Last week the technology world stood on notice as a fiercely independent state legislator, Democrat Andrea Boland, bucked the Maine political establishment and proposed to place visible warning labels directly on cell phones. "Cell phones emit electromagnetic radiation, exposure to which may increase the risk of brain cancer. Users, especially pregnant women and children, should reduce their exposure."
In the nineteenth century, the outcome of September's state-wide elections in Maine regularly predicted November's national results, giving rise to the statement, "As goes Maine, so goes the nation." Whether this remarkable modern effort in Maine presages a national turn of events remains to be determined, but in fact, it is consistent with similar efforts around the world, including a recent resolution of the European Parliament and national advisories issued in Finland, France, Israel, England, Russia, and China.
Across the country in San Francisco, Mayor Gavin Newsome, who first became interested in cell phone radiation when his wife was expecting their first child, is proposing a much more modest requirement -- that retailers post information on the amount of radiation cell phones emit -- called the Specific Absorption Ratio(SAR). In fact, buying a lower SAR phone and using it (as many do) for hours a day held next to the head, will not protect the user from exposure, and may well increase the risk of brain tumors, neurological disorders, memory loss. Of course, many legislatures are acting to eliminate the most immediate risk of cell phone use -- car crashes.
The Cellular Telecommunications and Industry Association (CTIA) opposes providing warning labels that can easily be seen on cell phones. In fact, Boland's proposal makes it more likely that the harried public will actually see what the manufacturers of phones have quietly begun to tell us. New phones today come with warnings that few ever see, advising that the phone be kept some distance from the body -- the Motorola V 195 has a restriction of one inch, the Blackberry 8300 0.98 inches, the Nokia 1100 one-fourth of an inch, and the iPhone five eighths of an inch. In addition, several of these phones include statements that "phones SHOULD NOT be used or carried on the body."
A warning found on a pamphlet for the HTC Eris Droid cell phone from Verizon, recommends " that no part of the human body be allowed to come too close to the antenna during operation of the equipment," found on page 11 of the phone's "Product Safety and Warranty Information" booklet.
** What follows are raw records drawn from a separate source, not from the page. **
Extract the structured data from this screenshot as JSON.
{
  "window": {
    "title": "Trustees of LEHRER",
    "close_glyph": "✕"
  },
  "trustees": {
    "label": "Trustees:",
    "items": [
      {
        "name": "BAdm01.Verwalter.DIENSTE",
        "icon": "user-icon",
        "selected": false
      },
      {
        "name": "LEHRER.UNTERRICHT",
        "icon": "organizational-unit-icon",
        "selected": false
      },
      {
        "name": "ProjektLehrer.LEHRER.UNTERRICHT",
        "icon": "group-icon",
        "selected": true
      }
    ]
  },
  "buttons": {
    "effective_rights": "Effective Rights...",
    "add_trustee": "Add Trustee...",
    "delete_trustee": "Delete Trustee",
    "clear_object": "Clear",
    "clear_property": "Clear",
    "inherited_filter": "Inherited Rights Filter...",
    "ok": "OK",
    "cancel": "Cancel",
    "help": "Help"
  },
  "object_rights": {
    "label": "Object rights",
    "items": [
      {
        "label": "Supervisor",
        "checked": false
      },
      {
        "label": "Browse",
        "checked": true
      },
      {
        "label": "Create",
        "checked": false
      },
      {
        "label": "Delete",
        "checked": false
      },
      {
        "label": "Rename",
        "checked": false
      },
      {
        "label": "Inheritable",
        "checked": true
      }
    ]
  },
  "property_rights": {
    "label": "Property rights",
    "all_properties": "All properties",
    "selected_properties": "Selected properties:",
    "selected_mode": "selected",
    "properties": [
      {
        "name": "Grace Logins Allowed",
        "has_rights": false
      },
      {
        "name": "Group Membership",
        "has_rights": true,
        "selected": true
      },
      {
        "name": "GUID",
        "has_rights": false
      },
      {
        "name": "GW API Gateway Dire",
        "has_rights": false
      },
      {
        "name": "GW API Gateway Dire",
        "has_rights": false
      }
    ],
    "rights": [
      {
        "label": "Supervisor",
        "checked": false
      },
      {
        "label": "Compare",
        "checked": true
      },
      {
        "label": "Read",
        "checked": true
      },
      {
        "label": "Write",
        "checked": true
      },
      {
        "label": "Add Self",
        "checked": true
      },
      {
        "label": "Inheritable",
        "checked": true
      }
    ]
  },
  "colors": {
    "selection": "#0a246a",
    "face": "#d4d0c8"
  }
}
A customer query about this was referred to an online appendix which explained on page 219: "To comply with RF exposure requirements, a minimum separation distance of 1.5 cm must be maintained between the user's body and the handset, including the antenna."
When the urbane Dane Snowden, Vice President for External and State Affairs of the CTIA, was asked at the Maine committee hearing by Representative Peter Stuckey to explain why cell phone manuals included such warnings today, he replied he would have to get back to the committee. Snowden certainly has experience with consumer matters, having previously served as Chief of the Consumer and Governmental Affairs Bureau of the Federal Communications Commission.
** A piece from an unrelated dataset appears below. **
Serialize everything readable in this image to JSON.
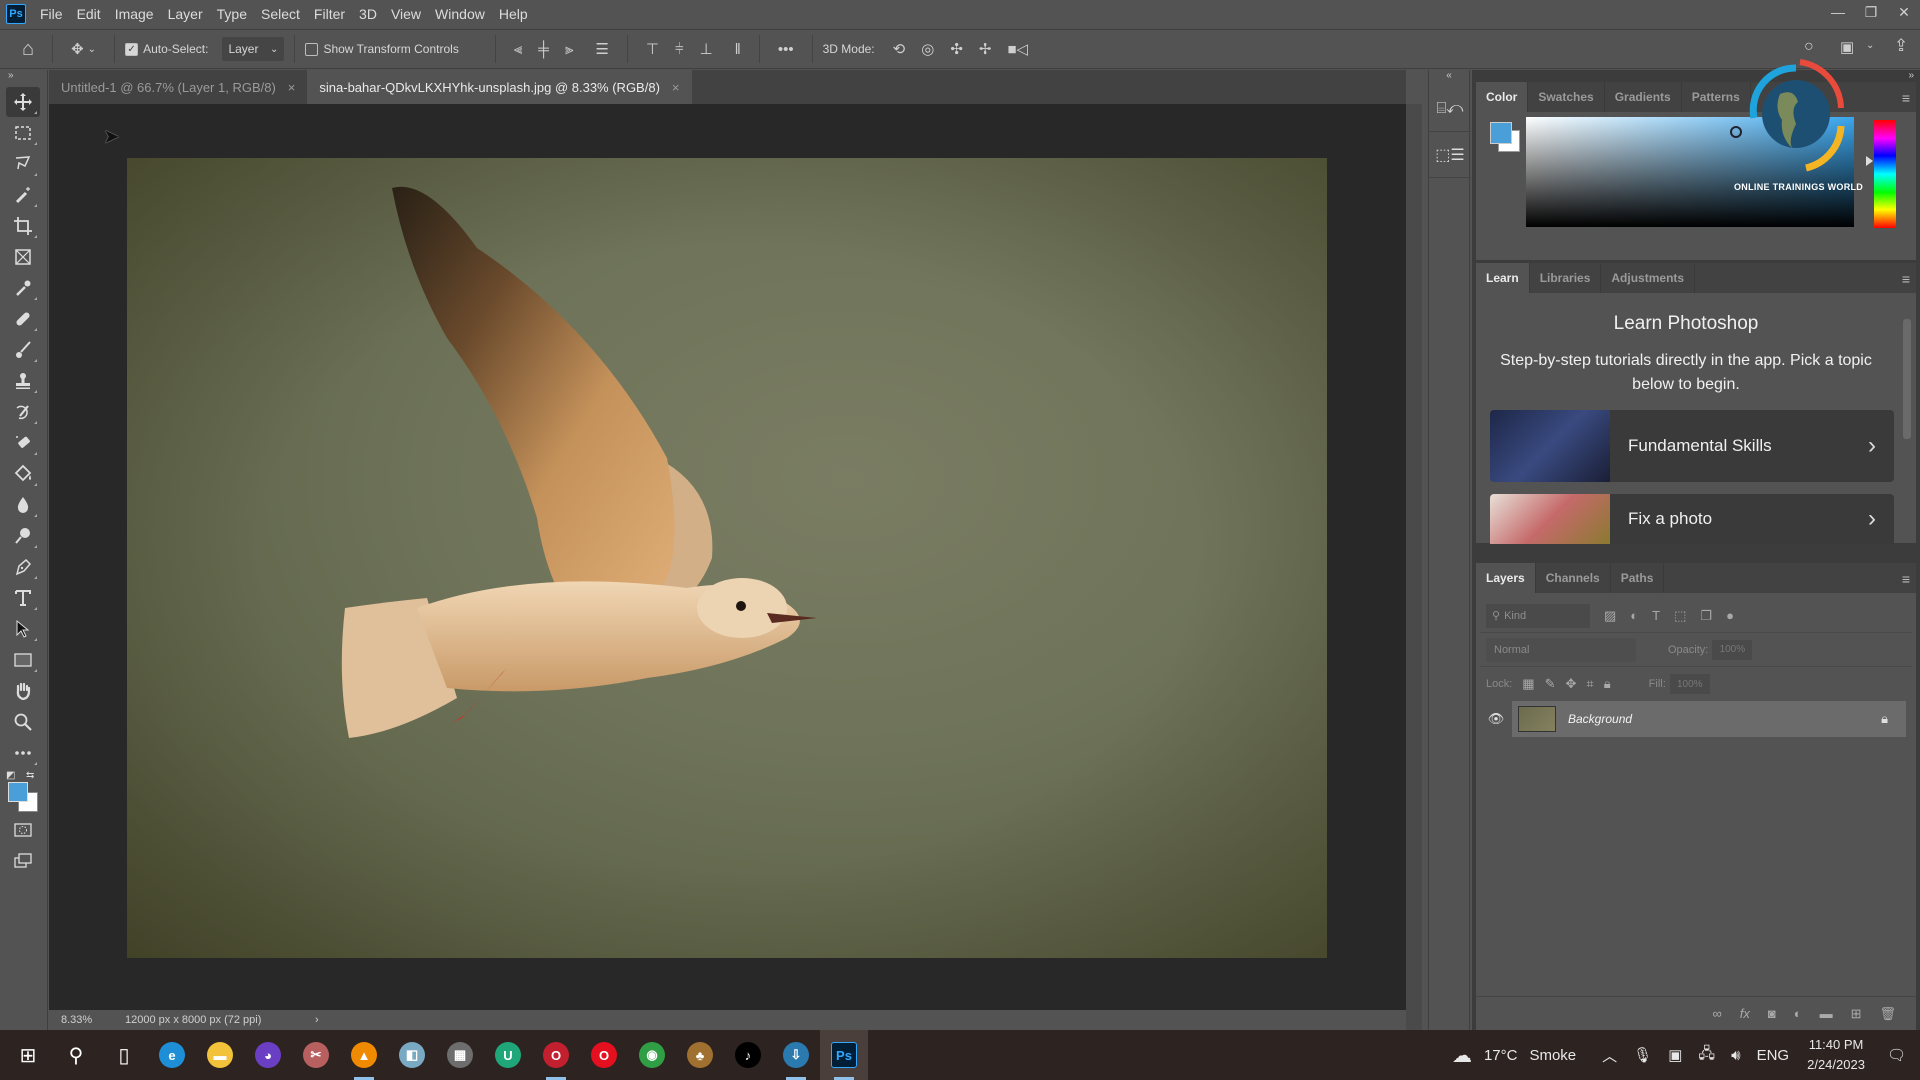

In fact, standards for cell phones were set in 1997, at a time when few people owned phones, and were based on a six foot tall man weighing two hundred pounds with an eleven pound head, who talked for six minutes. The warnings found deep inside the packaging of all modern phones today use this same big guy model. Today three out of every four twelve year olds have a phone, as do half of all ten year olds.
For the past decade, there has been no independent research underway on cell phones in the U.S. and there is no ongoing health surveillance, a subject about which I and others testified at the U.S. Senate Hearings in September held by Senators Harkin and Specter. In countries where phones have been used more heavily and for longer periods of time, independent scientists have found four-fold increased risks of brain tumors in those who began to use phones regularly as teen-agers. Others have found doubled risks in adults who are long term users.
The tough-minded and forward-looking Boland argues that her bill does nothing other than mandate that the public be able to read what cell phone companies are softly saying in fine print within their manuals. "Industry is doing the least they can. They are printing the tiniest notices buried deep within manuals in packaging that nobody keeps. All this does is bring the phone to a point where it just barely passes the standard emission allowed for large men and cannot protect children, pregnant women, and the rest of us."
Representative Boland takes her job as citizen legislator seriously. She and other members of the Maine Senate and House are appalled by the disingenuous of the industry. CTIA has countered her proposed bill, by bringing in the top gun lobbyists of the state to crush the effort. Their health experts invoke decades old research on outmoded cell phones as providing assurance that new phones are safe. The Maine state legislature may well catch up with the state of science around the world today. They all just may be surprised.